▸ REQUIREMENT
Find the lines in the records that carry the word "color". Copy each one.

Items from an interface collection
* * * * *

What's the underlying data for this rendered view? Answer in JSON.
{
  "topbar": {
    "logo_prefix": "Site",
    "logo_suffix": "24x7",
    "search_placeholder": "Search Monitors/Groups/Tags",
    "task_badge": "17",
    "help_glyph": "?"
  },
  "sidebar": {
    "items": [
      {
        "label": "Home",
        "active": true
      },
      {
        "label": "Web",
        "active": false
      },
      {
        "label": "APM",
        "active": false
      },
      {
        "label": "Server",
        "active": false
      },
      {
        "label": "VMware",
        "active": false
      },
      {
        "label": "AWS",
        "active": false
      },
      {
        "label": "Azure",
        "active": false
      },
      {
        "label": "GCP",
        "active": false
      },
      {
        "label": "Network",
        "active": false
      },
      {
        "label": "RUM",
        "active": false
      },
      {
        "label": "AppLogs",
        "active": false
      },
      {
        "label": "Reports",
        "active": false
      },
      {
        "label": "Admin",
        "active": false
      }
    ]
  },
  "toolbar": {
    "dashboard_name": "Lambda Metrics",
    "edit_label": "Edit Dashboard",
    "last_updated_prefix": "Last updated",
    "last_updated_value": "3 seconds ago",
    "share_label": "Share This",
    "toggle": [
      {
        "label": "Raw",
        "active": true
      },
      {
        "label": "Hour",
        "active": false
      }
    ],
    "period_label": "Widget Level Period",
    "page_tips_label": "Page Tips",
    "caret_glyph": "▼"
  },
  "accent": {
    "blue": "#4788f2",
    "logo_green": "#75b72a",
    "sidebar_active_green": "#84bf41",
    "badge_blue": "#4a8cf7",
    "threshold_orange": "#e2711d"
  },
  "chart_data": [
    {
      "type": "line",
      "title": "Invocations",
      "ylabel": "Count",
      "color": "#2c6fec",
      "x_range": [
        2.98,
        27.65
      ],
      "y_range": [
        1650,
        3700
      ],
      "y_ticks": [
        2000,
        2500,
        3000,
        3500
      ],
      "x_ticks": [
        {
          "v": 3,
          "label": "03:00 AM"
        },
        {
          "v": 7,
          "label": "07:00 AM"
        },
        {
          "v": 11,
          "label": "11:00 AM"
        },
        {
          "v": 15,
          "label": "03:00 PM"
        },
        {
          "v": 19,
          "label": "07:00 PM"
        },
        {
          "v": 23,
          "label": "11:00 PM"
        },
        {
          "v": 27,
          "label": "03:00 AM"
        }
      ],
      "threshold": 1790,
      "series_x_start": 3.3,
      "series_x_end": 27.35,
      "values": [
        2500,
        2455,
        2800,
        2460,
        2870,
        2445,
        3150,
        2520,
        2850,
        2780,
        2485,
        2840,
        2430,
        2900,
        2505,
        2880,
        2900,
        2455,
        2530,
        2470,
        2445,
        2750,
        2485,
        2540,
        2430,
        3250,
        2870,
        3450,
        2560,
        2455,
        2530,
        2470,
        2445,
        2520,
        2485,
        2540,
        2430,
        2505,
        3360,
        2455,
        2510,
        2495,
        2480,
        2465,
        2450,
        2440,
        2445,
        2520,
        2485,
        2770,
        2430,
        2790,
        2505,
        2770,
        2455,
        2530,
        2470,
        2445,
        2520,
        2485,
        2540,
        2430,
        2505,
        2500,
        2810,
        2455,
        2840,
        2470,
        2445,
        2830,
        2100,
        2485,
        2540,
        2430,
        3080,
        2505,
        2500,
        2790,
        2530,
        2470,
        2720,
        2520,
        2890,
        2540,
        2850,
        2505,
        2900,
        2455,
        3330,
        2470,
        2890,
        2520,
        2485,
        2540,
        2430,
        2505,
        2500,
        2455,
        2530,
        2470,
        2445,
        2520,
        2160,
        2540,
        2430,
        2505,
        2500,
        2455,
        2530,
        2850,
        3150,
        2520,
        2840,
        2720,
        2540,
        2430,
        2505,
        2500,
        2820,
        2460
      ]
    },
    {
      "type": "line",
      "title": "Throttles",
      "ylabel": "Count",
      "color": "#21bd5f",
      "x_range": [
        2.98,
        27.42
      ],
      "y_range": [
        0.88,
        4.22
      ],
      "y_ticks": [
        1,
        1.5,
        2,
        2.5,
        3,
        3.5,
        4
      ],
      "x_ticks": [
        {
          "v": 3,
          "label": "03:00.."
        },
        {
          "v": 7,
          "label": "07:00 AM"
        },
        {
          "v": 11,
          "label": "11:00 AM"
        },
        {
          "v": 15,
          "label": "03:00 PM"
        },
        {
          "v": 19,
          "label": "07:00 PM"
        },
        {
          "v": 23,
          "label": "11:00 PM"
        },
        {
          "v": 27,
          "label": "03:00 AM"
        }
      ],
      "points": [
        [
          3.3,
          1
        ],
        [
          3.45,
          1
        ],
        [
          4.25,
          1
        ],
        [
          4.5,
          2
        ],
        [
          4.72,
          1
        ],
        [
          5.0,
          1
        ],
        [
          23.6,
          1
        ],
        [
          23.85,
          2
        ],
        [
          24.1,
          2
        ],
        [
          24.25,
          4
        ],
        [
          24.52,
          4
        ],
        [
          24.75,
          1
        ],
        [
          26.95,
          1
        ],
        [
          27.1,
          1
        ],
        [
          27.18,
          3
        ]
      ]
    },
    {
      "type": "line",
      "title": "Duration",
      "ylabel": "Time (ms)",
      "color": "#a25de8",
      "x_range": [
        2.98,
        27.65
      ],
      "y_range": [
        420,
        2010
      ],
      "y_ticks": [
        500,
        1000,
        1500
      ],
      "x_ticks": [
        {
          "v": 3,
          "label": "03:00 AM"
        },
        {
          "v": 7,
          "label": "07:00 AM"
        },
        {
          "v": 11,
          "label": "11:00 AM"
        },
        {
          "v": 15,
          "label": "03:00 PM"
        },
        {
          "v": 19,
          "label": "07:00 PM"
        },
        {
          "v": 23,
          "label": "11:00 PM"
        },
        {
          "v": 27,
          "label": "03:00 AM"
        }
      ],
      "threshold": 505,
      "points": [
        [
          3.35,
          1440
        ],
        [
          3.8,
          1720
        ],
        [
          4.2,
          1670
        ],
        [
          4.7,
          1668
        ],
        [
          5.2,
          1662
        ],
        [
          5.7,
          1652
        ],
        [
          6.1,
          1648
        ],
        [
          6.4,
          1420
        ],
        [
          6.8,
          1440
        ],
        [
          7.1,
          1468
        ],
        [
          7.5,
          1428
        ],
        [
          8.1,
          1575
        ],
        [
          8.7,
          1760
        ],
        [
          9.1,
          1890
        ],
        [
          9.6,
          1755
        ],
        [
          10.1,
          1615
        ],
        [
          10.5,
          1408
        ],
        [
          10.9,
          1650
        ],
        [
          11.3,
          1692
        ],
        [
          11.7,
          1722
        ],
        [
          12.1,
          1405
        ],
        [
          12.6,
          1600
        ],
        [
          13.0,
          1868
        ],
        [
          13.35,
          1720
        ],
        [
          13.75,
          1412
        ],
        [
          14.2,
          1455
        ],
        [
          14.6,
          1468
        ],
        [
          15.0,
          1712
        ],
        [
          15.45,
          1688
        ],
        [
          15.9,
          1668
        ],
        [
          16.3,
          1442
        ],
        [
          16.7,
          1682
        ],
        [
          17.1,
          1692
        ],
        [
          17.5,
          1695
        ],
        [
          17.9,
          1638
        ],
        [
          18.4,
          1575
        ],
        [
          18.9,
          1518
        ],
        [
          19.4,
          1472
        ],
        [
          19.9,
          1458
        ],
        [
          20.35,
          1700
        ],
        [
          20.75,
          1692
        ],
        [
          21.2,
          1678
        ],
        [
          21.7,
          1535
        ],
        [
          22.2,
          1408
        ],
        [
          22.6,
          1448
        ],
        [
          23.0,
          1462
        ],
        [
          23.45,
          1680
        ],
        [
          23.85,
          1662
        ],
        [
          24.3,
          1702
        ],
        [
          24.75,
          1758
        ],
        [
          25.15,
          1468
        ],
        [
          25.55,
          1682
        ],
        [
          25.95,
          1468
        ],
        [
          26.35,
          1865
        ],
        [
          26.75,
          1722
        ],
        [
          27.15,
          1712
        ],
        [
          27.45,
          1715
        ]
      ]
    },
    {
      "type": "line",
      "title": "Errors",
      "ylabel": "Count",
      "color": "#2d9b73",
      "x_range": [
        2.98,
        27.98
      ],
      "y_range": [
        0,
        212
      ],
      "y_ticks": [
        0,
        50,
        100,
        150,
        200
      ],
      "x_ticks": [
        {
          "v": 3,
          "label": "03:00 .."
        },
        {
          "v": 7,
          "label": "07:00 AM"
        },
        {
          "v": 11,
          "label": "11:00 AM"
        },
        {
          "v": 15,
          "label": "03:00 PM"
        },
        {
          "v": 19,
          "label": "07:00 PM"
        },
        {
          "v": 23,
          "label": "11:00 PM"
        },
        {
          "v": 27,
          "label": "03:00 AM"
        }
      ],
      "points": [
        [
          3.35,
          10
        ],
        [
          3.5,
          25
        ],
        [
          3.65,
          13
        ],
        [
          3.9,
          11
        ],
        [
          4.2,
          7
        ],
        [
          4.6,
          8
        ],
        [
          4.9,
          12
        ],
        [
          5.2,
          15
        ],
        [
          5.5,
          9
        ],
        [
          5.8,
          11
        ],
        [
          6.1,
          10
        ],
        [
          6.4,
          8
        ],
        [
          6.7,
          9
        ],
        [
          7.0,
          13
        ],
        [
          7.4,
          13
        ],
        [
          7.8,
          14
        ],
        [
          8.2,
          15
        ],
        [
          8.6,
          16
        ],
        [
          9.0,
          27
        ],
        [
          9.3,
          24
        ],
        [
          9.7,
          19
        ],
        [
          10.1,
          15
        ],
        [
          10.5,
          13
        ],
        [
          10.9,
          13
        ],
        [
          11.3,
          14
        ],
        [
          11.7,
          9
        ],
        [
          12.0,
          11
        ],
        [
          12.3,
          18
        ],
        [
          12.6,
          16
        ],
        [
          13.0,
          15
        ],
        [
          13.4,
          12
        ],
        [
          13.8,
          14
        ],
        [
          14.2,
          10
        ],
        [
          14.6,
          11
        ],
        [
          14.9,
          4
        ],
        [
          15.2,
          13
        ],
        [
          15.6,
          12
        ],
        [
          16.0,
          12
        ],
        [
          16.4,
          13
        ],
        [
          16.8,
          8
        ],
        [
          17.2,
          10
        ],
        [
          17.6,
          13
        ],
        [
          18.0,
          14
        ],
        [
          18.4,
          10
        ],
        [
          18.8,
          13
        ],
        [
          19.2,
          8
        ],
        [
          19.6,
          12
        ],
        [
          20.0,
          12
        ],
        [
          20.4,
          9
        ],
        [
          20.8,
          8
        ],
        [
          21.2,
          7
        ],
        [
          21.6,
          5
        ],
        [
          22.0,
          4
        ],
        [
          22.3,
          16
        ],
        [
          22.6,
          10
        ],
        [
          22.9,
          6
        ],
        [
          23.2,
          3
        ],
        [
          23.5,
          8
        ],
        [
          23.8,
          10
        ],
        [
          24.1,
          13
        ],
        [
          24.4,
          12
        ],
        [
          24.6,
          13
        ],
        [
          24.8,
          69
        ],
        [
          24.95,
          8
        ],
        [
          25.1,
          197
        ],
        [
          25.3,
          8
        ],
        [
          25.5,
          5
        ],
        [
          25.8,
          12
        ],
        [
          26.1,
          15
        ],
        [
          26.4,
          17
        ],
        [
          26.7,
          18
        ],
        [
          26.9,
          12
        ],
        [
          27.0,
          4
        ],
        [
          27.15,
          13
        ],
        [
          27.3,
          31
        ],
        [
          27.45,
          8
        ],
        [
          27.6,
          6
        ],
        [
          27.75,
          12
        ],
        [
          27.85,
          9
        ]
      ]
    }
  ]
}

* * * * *

▸ RESPONSE BELOW
      "color": "#2c6fec",
      "color": "#21bd5f",
      "color": "#a25de8",
      "color": "#2d9b73",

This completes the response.